Originally posted 2010-05-03 02:00:58.

Hackers

I’ve noticed that here lately my SSH server has had an increasing number of hackers trying to log in.  Mostly they’re from the APNIC (Asia-Pacific) region, but a fair number from other regions (include North America) as well.

Since I have no plans to travel abroad in the near future I went ahead and blocked out all IP addresses registered through any registrar except ARIN, and I also added several hosting companies that seem to to have customers that either don’t secure their servers well or they themselves launch cyber attacks.

It’s generally a good idea to make sure that any server that can be used to gain entry to your network is as secure and limited as possible.  Obviously you don’t want to go overboard and make it impossible for you to do what you need with relative ease; but that said, you don’t want to make it easy for others to do things to your computers.

Originally posted 2010-01-25 01:00:43.

Microsoft Streets and Trips 2008 with GPS and Connected Services

I picked up a copy of Microsoft Streets and Trips 2008 with GPS and Connected Services; basically the package includes the same Pharos (re-branded) GPS module that Microsoft has been using along with a Pharos (re-branded) FM side-band receiver (similar technology as to what you can get on a number of all-in-one GPS units that provide real time data).

I haven’t tried all the wizzy new features for real yet, but in service areas I should be able to get real time data on traffic, construction, gas prices, weather, etc… the real question is how well S&T uses that data to auto-magically re-route.

I have a Pharos all-in-one GPS-150 receivers that’s a nice little unit, but it’s difficult to enter address information (there is not a sync to the PC option), and it doesn’t get real time data feeds.

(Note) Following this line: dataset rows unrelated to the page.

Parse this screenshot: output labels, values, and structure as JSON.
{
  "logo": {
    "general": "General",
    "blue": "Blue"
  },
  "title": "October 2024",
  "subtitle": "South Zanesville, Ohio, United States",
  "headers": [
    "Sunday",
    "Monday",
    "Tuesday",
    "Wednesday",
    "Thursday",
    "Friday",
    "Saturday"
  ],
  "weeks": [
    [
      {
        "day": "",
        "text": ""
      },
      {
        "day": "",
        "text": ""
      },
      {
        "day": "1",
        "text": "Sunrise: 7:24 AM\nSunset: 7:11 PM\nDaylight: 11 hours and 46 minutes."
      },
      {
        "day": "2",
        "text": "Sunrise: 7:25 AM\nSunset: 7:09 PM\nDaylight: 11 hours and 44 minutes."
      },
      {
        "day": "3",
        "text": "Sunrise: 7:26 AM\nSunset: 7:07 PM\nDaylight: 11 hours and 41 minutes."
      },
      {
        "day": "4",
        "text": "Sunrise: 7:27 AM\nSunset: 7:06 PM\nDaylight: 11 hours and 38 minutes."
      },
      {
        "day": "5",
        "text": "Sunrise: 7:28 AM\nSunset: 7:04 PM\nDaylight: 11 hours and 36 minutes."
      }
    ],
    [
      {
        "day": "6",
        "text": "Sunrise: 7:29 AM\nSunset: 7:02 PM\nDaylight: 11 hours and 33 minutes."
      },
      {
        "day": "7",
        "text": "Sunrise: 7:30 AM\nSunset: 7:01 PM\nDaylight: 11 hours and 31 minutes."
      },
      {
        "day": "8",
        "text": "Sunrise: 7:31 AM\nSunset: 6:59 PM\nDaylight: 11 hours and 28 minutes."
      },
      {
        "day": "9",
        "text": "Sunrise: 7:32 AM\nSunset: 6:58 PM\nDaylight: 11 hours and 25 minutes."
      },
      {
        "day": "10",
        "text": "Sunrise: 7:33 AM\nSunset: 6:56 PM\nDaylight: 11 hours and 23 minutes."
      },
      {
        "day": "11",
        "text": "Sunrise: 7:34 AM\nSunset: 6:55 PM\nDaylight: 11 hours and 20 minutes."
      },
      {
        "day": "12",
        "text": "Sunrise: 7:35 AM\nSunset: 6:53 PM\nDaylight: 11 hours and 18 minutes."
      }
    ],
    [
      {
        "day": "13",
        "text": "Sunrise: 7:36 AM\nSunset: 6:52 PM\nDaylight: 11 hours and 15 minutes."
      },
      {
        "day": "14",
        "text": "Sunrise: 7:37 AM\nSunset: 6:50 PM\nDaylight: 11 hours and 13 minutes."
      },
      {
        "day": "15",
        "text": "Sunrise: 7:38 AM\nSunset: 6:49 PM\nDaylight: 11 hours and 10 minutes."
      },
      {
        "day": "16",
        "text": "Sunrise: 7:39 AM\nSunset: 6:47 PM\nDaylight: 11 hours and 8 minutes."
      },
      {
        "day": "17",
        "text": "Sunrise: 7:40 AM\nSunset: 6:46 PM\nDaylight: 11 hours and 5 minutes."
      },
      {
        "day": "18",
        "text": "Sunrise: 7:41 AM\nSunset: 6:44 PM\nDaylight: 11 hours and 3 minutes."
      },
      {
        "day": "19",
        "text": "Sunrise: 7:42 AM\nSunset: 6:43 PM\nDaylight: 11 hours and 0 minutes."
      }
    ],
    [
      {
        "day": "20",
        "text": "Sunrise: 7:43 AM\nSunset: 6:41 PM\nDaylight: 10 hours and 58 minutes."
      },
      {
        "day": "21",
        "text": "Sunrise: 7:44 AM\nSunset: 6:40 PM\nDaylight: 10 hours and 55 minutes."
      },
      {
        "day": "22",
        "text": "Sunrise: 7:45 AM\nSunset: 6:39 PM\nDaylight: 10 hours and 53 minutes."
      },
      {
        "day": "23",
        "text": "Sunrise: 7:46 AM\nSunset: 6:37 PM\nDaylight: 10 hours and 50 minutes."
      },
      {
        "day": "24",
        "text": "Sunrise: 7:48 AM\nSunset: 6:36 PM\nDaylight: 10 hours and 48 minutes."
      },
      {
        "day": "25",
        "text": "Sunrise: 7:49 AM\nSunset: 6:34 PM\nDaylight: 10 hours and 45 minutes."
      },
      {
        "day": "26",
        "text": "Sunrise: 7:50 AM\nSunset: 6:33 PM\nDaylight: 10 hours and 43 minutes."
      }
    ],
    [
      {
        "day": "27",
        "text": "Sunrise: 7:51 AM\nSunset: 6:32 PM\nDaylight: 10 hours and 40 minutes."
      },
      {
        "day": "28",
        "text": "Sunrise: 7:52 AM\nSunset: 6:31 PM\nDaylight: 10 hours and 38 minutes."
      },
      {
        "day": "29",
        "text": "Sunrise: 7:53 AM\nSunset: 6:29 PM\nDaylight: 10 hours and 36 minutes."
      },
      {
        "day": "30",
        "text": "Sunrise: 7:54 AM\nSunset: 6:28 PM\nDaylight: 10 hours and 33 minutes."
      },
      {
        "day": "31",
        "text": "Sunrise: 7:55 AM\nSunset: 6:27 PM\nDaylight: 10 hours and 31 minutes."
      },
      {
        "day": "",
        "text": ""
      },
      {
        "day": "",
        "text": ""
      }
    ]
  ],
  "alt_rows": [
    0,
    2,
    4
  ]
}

The Pharos all-in-one uses their Ostia software rather than Streets and Trips; but you can hack Tom-Tom PDA software to run quite nicely on it (the problem is getting the maps).

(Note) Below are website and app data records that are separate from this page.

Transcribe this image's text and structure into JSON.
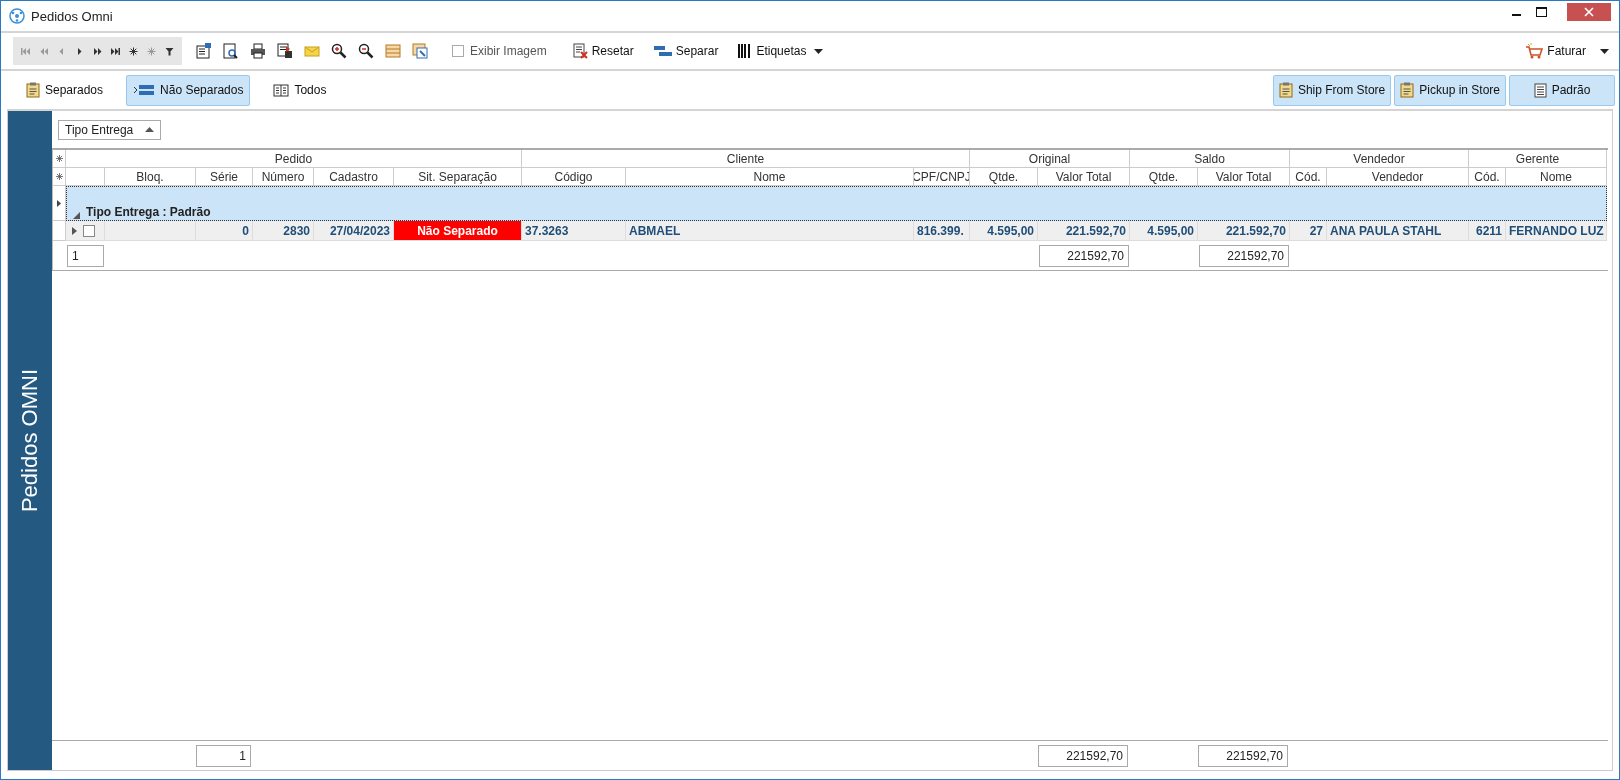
{
  "window": {
    "title": "Pedidos Omni"
  },
  "toolbar": {
    "show_image": {
      "label": "Exibir Imagem",
      "checked": false
    },
    "buttons": [
      {
        "label": "Resetar",
        "kind": "reset",
        "dropdown": false
      },
      {
        "label": "Separar",
        "kind": "separate",
        "dropdown": false
      },
      {
        "label": "Etiquetas",
        "kind": "barcode",
        "dropdown": true
      }
    ],
    "invoice": {
      "label": "Faturar",
      "dropdown": true
    }
  },
  "filters": [
    {
      "label": "Separados",
      "kind": "clipboard",
      "selected": false
    },
    {
      "label": "Não Separados",
      "kind": "bars",
      "selected": true
    },
    {
      "label": "Todos",
      "kind": "book",
      "selected": false
    }
  ],
  "delivery_filters": [
    {
      "label": "Ship From Store",
      "kind": "clipboard",
      "selected": true
    },
    {
      "label": "Pickup in Store",
      "kind": "clipboard",
      "selected": true
    },
    {
      "label": "Padrão",
      "kind": "list",
      "selected": true
    }
  ],
  "side_tab": {
    "label": "Pedidos OMNI"
  },
  "group_panel": {
    "label": "Tipo Entrega",
    "ascending": true
  },
  "grid": {
    "selector_column": true,
    "bands": [
      {
        "label": "Pedido",
        "columns": [
          {
            "label": "Bloq."
          },
          {
            "label": "Série"
          },
          {
            "label": "Número"
          },
          {
            "label": "Cadastro"
          },
          {
            "label": "Sit. Separação"
          }
        ]
      },
      {
        "label": "Cliente",
        "columns": [
          {
            "label": "Código"
          },
          {
            "label": "Nome"
          },
          {
            "label": "CPF/CNPJ"
          }
        ]
      },
      {
        "label": "Original",
        "columns": [
          {
            "label": "Qtde."
          },
          {
            "label": "Valor Total"
          }
        ]
      },
      {
        "label": "Saldo",
        "columns": [
          {
            "label": "Qtde."
          },
          {
            "label": "Valor Total"
          }
        ]
      },
      {
        "label": "Vendedor",
        "columns": [
          {
            "label": "Cód."
          },
          {
            "label": "Vendedor"
          }
        ]
      },
      {
        "label": "Gerente",
        "columns": [
          {
            "label": "Cód."
          },
          {
            "label": "Nome"
          }
        ]
      }
    ],
    "group": {
      "label": "Tipo Entrega : Padrão",
      "expanded": true
    },
    "rows": [
      {
        "cells": [
          {
            "kind": "selector",
            "expanded": false,
            "checked": false
          },
          {
            "kind": "empty"
          },
          {
            "kind": "number",
            "text": "0"
          },
          {
            "kind": "number",
            "text": "2830"
          },
          {
            "kind": "number",
            "text": "27/04/2023"
          },
          {
            "kind": "status",
            "text": "Não Separado",
            "color": "#ff0000"
          },
          {
            "kind": "text",
            "text": "37.3263"
          },
          {
            "kind": "text",
            "text": "ABMAEL"
          },
          {
            "kind": "text",
            "text": "816.399."
          },
          {
            "kind": "number",
            "text": "4.595,00"
          },
          {
            "kind": "number",
            "text": "221.592,70"
          },
          {
            "kind": "number",
            "text": "4.595,00"
          },
          {
            "kind": "number",
            "text": "221.592,70"
          },
          {
            "kind": "number",
            "text": "27"
          },
          {
            "kind": "text",
            "text": "ANA PAULA STAHL"
          },
          {
            "kind": "number",
            "text": "6211"
          },
          {
            "kind": "text",
            "text": "FERNANDO LUZ"
          }
        ]
      }
    ],
    "group_summary": [
      {
        "kind": "count",
        "text": "1"
      },
      {
        "kind": "empty"
      },
      {
        "kind": "empty"
      },
      {
        "kind": "empty"
      },
      {
        "kind": "empty"
      },
      {
        "kind": "empty"
      },
      {
        "kind": "empty"
      },
      {
        "kind": "empty"
      },
      {
        "kind": "empty"
      },
      {
        "kind": "empty"
      },
      {
        "kind": "total",
        "text": "221592,70"
      },
      {
        "kind": "empty"
      },
      {
        "kind": "total",
        "text": "221592,70"
      },
      {
        "kind": "empty"
      },
      {
        "kind": "empty"
      },
      {
        "kind": "empty"
      },
      {
        "kind": "empty"
      }
    ],
    "footer": [
      {
        "kind": "empty"
      },
      {
        "kind": "empty"
      },
      {
        "kind": "total",
        "text": "1"
      },
      {
        "kind": "empty"
      },
      {
        "kind": "empty"
      },
      {
        "kind": "empty"
      },
      {
        "kind": "empty"
      },
      {
        "kind": "empty"
      },
      {
        "kind": "empty"
      },
      {
        "kind": "empty"
      },
      {
        "kind": "total",
        "text": "221592,70"
      },
      {
        "kind": "empty"
      },
      {
        "kind": "total",
        "text": "221592,70"
      },
      {
        "kind": "empty"
      },
      {
        "kind": "empty"
      },
      {
        "kind": "empty"
      },
      {
        "kind": "empty"
      }
    ]
  }
}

__________

A bit of trivia for those that don’t know the connection between the word “Pharos” and mapping / navigation. Pharos was the name of the light house at Alexandria, Egypt. And “Ostia” was the ancient port of Rome at the mouth of the Tiber river.

Originally posted 2008-07-08 00:15:45.

Vista Activation

Over the past couple weeks I’ve had to “reactivate” two copies of Vista; now I did update the video cards and the optical drive (which is likely what triggered it), but interestingly enough, these are the two oldest copies of Vista (the first two computers installed with it).

It’s not difficult…

You try the online activation, it fails.

You call the automated telephone activation system, it fails.

You request a transfer to a Microsoft activation specialist, you read them the codes, answer a couple simple questions, and they give you the activation code which you type in and then you’ve activated.

Hopefully my activation is good for another twenty months (or more)!

NOTE:  While I’m sure that changing the hardware triggered this, I suspect that Microsoft has implemented a more rigorous inspection of the computer fingerprint to defeat bulk copies of Vista by questionable computer manufactures.

Originally posted 2008-12-28 12:00:06.